(Element data from apps and pages)
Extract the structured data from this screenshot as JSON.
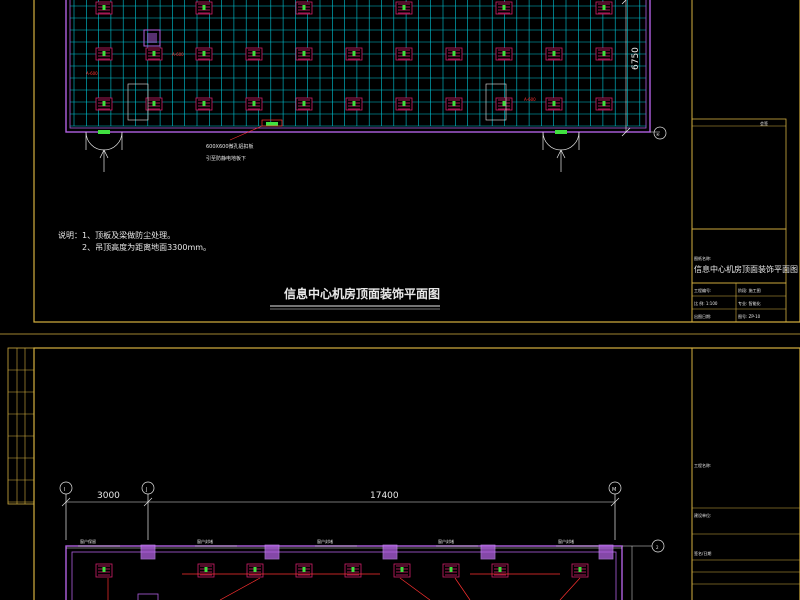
{
  "colors": {
    "background": "#000000",
    "frame": "#d4b040",
    "grid": "#00c8d8",
    "wall": "#b060e0",
    "light": "#d0206a",
    "label": "#e8e8e8",
    "annotation": "#ff3030",
    "dim": "#ffffff"
  },
  "sheet1": {
    "title": "信息中心机房顶面装饰平面图",
    "notes_line1": "说明：1、顶板及梁做防尘处理。",
    "notes_line2": "2、吊顶高度为距离地面3300mm。",
    "dim_vertical": "6750",
    "axis_bubble": "④",
    "callout_line1": "600X600微孔铝扣板",
    "callout_line2": "引至防静电地板下",
    "title_block": {
      "header": "会签",
      "rows": [
        "审 定",
        "审 核",
        "项目负责",
        "校 对",
        "设 计",
        "制 图"
      ],
      "project_label": "图纸名称:",
      "drawing_name": "信息中心机房顶面装饰平面图",
      "info_left_1": "工程编号:",
      "info_right_1": "阶段: 施工图",
      "info_left_2": "比 例: 1:100",
      "info_right_2": "专业: 智能化",
      "info_left_3": "出图日期:",
      "info_right_3": "图号: ZP-10"
    }
  },
  "sheet2": {
    "dim_1": "3000",
    "dim_2": "17400",
    "axis_left": "I",
    "axis_mid": "J",
    "axis_right": "M",
    "axis_side": "2",
    "window_labels": [
      "窗户保留",
      "窗户封堵",
      "窗户封堵",
      "窗户封堵",
      "窗户封堵"
    ],
    "title_block": {
      "project_label": "工程名称:",
      "unit_label": "建设单位:",
      "sign_label": "签名/日期"
    }
  }
}
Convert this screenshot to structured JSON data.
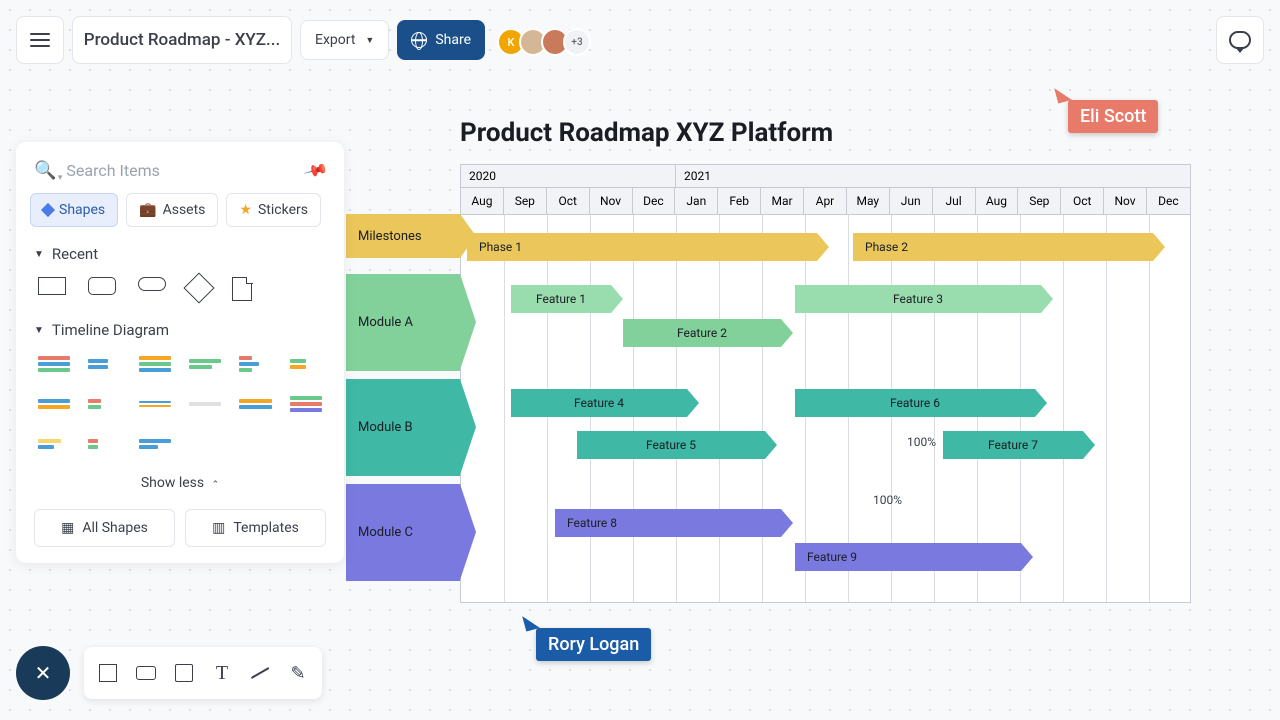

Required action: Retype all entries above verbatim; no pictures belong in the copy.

Output for this task:
Extract the structured data from this screenshot as JSON.
{
  "colors": {
    "background": "#000000",
    "frame": "#d4b040",
    "grid": "#00c8d8",
    "wall": "#b060e0",
    "light": "#d0206a",
    "label": "#e8e8e8",
    "annotation": "#ff3030",
    "dim": "#ffffff"
  },
  "sheet1": {
    "title": "信息中心机房顶面装饰平面图",
    "notes_line1": "说明：1、顶板及梁做防尘处理。",
    "notes_line2": "2、吊顶高度为距离地面3300mm。",
    "dim_vertical": "6750",
    "axis_bubble": "④",
    "callout_line1": "600X600微孔铝扣板",
    "callout_line2": "引至防静电地板下",
    "title_block": {
      "header": "会签",
      "rows": [
        "审 定",
        "审 核",
        "项目负责",
        "校 对",
        "设 计",
        "制 图"
      ],
      "project_label": "图纸名称:",
      "drawing_name": "信息中心机房顶面装饰平面图",
      "info_left_1": "工程编号:",
      "info_right_1": "阶段: 施工图",
      "info_left_2": "比 例: 1:100",
      "info_right_2": "专业: 智能化",
      "info_left_3": "出图日期:",
      "info_right_3": "图号: ZP-10"
    }
  },
  "sheet2": {
    "dim_1": "3000",
    "dim_2": "17400",
    "axis_left": "I",
    "axis_mid": "J",
    "axis_right": "M",
    "axis_side": "2",
    "window_labels": [
      "窗户保留",
      "窗户封堵",
      "窗户封堵",
      "窗户封堵",
      "窗户封堵"
    ],
    "title_block": {
      "project_label": "工程名称:",
      "unit_label": "建设单位:",
      "sign_label": "签名/日期"
    }
  }
}
Convert this screenshot to structured JSON data.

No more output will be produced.